## WHAT IS NEEDED
The answer must be every line of the data that holds the word "bDeviceState".
--- STORED DATA Enclosed Below ---
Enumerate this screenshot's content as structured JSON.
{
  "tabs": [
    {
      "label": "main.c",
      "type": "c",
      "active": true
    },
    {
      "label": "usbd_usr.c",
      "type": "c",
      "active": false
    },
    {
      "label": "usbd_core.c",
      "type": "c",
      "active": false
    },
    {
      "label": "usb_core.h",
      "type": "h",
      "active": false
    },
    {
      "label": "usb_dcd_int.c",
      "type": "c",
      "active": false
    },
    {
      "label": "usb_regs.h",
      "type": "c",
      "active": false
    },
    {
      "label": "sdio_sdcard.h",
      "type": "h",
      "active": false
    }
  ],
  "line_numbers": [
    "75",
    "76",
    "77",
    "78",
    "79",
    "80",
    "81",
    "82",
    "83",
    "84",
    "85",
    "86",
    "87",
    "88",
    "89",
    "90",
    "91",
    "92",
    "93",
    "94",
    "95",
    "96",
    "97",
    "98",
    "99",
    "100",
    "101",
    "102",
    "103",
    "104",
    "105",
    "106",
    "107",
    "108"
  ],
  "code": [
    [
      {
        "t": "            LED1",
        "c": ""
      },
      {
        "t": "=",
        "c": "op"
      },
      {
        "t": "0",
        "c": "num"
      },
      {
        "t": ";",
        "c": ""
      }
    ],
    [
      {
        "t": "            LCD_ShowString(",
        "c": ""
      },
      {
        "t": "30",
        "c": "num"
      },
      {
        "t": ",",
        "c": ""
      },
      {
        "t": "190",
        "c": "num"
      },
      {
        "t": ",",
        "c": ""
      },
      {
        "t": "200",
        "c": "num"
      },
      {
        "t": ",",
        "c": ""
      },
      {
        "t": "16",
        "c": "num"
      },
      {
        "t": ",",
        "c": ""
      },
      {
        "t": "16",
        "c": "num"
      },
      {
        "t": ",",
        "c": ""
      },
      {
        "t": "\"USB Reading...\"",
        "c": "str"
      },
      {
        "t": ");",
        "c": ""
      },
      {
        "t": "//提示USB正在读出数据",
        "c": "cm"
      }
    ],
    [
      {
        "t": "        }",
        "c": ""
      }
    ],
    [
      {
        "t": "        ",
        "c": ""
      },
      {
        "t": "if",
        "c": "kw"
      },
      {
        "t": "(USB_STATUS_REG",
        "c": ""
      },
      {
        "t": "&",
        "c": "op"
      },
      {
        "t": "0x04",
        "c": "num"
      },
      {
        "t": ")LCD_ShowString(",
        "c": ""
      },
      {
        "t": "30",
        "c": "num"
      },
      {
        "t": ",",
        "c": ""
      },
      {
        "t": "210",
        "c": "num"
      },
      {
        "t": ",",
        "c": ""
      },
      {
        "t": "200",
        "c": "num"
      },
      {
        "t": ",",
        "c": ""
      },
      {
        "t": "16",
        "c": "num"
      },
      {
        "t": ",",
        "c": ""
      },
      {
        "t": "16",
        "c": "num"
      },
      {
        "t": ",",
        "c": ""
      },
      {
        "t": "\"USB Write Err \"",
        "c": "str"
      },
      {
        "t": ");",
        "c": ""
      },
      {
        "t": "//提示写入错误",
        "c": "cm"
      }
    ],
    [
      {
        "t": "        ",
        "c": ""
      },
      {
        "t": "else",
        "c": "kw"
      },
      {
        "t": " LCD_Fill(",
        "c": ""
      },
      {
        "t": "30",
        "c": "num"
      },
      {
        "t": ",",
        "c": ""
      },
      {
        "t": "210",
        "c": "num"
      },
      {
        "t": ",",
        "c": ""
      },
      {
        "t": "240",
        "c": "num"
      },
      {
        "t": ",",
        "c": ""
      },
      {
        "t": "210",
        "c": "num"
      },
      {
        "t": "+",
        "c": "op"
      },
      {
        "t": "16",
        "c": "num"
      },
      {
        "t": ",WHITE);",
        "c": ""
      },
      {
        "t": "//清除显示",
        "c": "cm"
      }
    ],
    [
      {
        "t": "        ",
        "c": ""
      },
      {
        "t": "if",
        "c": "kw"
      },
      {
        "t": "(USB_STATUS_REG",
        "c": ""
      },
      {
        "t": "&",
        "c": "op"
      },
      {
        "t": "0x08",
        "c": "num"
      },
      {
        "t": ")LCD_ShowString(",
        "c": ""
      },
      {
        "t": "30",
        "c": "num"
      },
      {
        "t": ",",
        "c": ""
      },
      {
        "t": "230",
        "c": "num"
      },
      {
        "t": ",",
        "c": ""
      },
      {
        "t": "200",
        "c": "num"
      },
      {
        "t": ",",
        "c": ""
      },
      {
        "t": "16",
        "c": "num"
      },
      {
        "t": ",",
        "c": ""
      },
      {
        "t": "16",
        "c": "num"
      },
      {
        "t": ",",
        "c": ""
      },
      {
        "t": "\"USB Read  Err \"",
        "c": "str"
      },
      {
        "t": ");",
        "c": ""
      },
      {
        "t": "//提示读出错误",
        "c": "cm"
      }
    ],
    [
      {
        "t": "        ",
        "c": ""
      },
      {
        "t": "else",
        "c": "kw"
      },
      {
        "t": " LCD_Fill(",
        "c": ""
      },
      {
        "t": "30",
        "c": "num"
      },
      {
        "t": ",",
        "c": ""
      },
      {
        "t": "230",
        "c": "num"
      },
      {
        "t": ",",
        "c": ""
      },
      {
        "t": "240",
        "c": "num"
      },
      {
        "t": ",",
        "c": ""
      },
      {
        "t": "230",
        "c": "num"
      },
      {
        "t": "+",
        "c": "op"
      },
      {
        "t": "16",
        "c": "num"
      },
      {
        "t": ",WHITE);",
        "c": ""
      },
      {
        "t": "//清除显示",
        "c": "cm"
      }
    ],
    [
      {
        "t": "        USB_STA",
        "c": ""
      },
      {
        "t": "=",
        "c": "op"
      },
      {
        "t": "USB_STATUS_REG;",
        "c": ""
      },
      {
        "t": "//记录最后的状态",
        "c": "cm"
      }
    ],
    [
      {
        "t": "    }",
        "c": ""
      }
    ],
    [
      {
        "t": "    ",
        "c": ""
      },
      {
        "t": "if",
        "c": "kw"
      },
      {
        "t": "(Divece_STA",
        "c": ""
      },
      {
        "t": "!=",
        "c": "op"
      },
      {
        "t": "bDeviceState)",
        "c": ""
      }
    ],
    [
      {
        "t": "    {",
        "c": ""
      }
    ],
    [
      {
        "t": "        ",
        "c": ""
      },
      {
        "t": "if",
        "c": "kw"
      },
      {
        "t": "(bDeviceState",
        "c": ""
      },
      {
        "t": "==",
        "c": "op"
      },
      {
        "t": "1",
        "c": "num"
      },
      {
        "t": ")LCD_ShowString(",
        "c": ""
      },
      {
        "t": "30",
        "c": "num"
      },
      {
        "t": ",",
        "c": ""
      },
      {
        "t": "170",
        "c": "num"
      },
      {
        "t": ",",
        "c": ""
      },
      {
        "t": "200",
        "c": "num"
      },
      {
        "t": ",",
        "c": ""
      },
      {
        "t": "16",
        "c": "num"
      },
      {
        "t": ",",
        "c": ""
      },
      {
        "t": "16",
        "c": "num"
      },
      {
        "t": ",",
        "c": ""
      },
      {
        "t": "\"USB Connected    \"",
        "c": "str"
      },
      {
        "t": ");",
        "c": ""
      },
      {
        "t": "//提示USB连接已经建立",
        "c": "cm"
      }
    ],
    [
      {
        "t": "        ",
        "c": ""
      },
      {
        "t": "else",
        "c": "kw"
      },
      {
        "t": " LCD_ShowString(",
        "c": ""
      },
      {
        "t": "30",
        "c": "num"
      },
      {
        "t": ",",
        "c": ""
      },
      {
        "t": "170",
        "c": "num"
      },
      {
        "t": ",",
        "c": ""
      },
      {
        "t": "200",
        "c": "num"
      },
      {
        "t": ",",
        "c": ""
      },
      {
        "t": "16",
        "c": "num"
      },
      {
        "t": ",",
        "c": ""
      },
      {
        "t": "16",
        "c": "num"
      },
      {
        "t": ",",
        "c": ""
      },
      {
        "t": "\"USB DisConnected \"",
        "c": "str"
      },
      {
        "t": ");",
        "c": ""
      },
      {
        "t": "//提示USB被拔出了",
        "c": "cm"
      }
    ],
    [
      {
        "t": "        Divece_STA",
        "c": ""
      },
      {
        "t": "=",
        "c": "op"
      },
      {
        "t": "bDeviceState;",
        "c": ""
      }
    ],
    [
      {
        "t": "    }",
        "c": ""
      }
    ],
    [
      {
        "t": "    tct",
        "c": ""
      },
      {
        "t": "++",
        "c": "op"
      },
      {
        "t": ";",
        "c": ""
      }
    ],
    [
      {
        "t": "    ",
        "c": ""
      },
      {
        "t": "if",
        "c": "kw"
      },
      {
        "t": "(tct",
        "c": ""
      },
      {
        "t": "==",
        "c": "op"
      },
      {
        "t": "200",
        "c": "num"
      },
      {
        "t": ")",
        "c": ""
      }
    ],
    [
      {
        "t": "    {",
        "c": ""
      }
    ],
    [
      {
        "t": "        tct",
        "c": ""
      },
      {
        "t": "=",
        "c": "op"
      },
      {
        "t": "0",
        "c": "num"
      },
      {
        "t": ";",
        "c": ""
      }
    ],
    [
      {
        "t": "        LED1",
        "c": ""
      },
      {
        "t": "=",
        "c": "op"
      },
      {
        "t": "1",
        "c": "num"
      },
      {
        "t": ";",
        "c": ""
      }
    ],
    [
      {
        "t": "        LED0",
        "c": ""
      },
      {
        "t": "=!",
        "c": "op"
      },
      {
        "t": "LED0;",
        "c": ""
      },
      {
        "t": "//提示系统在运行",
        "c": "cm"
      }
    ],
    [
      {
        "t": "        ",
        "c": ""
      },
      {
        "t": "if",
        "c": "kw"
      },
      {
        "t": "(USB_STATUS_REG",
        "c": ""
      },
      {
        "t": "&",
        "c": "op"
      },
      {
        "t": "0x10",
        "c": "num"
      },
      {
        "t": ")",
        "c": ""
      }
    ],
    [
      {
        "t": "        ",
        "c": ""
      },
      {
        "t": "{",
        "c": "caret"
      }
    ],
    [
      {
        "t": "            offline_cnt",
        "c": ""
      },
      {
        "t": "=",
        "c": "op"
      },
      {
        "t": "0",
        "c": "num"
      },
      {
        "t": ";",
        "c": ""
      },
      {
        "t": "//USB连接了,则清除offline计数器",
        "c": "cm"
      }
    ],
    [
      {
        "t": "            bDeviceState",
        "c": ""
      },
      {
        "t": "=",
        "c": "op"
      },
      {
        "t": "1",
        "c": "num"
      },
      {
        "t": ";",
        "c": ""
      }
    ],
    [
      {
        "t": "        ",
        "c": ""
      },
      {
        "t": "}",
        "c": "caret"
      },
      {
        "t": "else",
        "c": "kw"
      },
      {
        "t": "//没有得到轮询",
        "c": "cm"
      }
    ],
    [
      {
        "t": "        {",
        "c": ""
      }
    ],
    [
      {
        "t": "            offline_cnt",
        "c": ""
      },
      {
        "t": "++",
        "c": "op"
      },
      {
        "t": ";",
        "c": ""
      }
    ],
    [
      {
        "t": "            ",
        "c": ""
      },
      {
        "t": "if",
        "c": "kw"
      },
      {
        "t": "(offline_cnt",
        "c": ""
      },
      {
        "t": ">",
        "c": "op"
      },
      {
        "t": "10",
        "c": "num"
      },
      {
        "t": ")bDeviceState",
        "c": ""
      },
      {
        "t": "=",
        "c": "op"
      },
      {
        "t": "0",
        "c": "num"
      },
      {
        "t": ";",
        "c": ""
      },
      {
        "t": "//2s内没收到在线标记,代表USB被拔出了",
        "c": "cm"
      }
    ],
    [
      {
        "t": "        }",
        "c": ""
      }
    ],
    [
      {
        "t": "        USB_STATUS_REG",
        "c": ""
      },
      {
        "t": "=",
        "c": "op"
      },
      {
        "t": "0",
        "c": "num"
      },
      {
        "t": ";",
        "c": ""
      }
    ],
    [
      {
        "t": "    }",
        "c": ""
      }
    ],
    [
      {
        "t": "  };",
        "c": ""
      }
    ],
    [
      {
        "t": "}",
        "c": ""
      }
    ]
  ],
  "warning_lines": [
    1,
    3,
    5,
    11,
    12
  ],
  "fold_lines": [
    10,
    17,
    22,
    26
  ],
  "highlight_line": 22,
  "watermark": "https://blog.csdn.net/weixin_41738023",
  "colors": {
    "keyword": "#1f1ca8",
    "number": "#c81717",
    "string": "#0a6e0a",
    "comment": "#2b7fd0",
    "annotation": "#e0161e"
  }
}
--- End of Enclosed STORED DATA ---
## ANSWER SECTION
        "t": "bDeviceState)",
        "t": "(bDeviceState",
        "t": "bDeviceState;",
        "t": "            bDeviceState",
        "t": ")bDeviceState",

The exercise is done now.